Singapore sovereign wealth fund GIC has announced that Lim Chow-Kiat is being promoted to group chief investment officer, effective from February 1.

Previously group deputy CIO, he succeeds Ng Kok-Song, who retires after 42 years in management of the city-state’s foreign reserves. Ng will become an adviser to GIC in the role of chair of global investments.

Ng Kok-Song

In a published letter, GIC chairman and prime minister Lee Hsien Loong took the opportunity to thank Ng for his long service, which predates the establishment of GIC in 1981.

On Ng’s contributions to GIC, Lee writes: “You strengthened its professional capabilities through your deep grasp of finance and investments. You established high standards of professional excellence in your departments, and expanded GIC’s remit into new investment areas, more markets and a wider range of instruments.”

He praises Ng for providing “steady leadership during successive financial booms and crises, including the October 1987 ‘Black Monday’ crash, the Asian financial crisis, the dot.com bubble and the recent global financial crisis”.

Lee acknowledges that GIC’s board accepted Ng’s recommendation to fundamentally review its investment policy and strategy in 2002, and that Ng liaised between the board and an external consultant, “resulting in impactful recommendations”.

“Through this process, GIC clarified its investment objectives and risk tolerance, diversified into new asset classes and established a board investment strategies committee for better governance,” adds Lee.

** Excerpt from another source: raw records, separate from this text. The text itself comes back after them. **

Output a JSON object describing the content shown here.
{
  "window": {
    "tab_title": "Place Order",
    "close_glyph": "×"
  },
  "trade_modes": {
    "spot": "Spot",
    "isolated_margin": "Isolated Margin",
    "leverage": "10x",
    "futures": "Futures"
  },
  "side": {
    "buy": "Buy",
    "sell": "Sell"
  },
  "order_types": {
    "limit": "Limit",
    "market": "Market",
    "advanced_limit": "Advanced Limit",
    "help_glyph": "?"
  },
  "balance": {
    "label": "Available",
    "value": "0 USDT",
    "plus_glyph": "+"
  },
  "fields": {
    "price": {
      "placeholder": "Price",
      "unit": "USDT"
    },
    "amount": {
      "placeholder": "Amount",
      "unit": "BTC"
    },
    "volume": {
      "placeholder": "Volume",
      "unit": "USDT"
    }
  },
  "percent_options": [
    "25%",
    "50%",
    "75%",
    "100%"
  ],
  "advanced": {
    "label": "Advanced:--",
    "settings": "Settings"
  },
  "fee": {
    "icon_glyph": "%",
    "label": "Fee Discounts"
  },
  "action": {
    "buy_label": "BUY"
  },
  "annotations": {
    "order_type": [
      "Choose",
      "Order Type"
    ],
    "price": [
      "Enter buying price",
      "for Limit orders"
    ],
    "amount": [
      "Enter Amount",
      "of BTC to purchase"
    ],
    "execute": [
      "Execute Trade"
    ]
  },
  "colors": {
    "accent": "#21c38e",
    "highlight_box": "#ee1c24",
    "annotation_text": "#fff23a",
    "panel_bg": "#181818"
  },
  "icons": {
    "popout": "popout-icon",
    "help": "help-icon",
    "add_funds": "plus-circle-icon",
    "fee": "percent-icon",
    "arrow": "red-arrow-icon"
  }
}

In August last year AsianInvestor reported that GIC looked set to take some calculated risks in what it sees as a challenging medium-term environment, having raised its cash allocation to 11%, from 3%, in the year to March 31, 2012.

It pointed to an increased allocation to alternatives, including private equity and real estate. Its exposure to equities fell from 49% to 45% over the period, with the drop accounted for by developed market holdings, which stood at 30%. Its exposure to emerging markets remained at 15%.

AUM numbers were absent from the state fund’s annual report. Publicly it states only that it manages in excess of $100 billion. But according to AsianInvestor’s annual ranking of Asian institutional investors by assets, GIC saw an 11% year-on-year decline in AUM to $220 billion as at July 2011 (the latest figure we were able to source). That ranked it 34th on our regional list.

In recognition of his achievements, Ng has been awarded the Knight of The Legion of Honour and Officer of the National Order of Merit by the French government for his contributions as an adviser to the French Treasury. He was also handed the Meritorious Service Medal last year in Singapore’s National Day Honours List.

Ng started as an investment analyst at Singapore’s finance ministry in 1970. He moved to MAS when it was formed in 1971 and took over the function of managing Singapore’s foreign exchange reserves.

He joined GIC in 1986 as its first non-expatriate director, and headed the equities and bonds department. Subsequently he served as deputy managing director and managing director of public markets, expanding GIC’s investment capability.

He was appointed GIC’s first group CIO in 2007, and integrated its investment strategy at the total portfolio level across public and private markets.

Ng will remain a member of GIC’s international advisory board and adviser to the investment strategies committee and group executive committee. He will also continue as director on the boards of GIC Asset Management (GAM), GIC Real Estate and GIC Special Investments.

For his part, Lim joined GIC in 1993 and was appointed head of fixed income, currencies and commodities as well as deputy president of GAM in 2008. He was its president for Europe from 2009 to 2011, overseeing GIC’s investments and relationships in Europe, the Middle East and Africa out of London.

He became president of GAM in July 2011 and deputy group CIO in April last year. GIC notes that Lim will continue as president of GAM “for the time being”.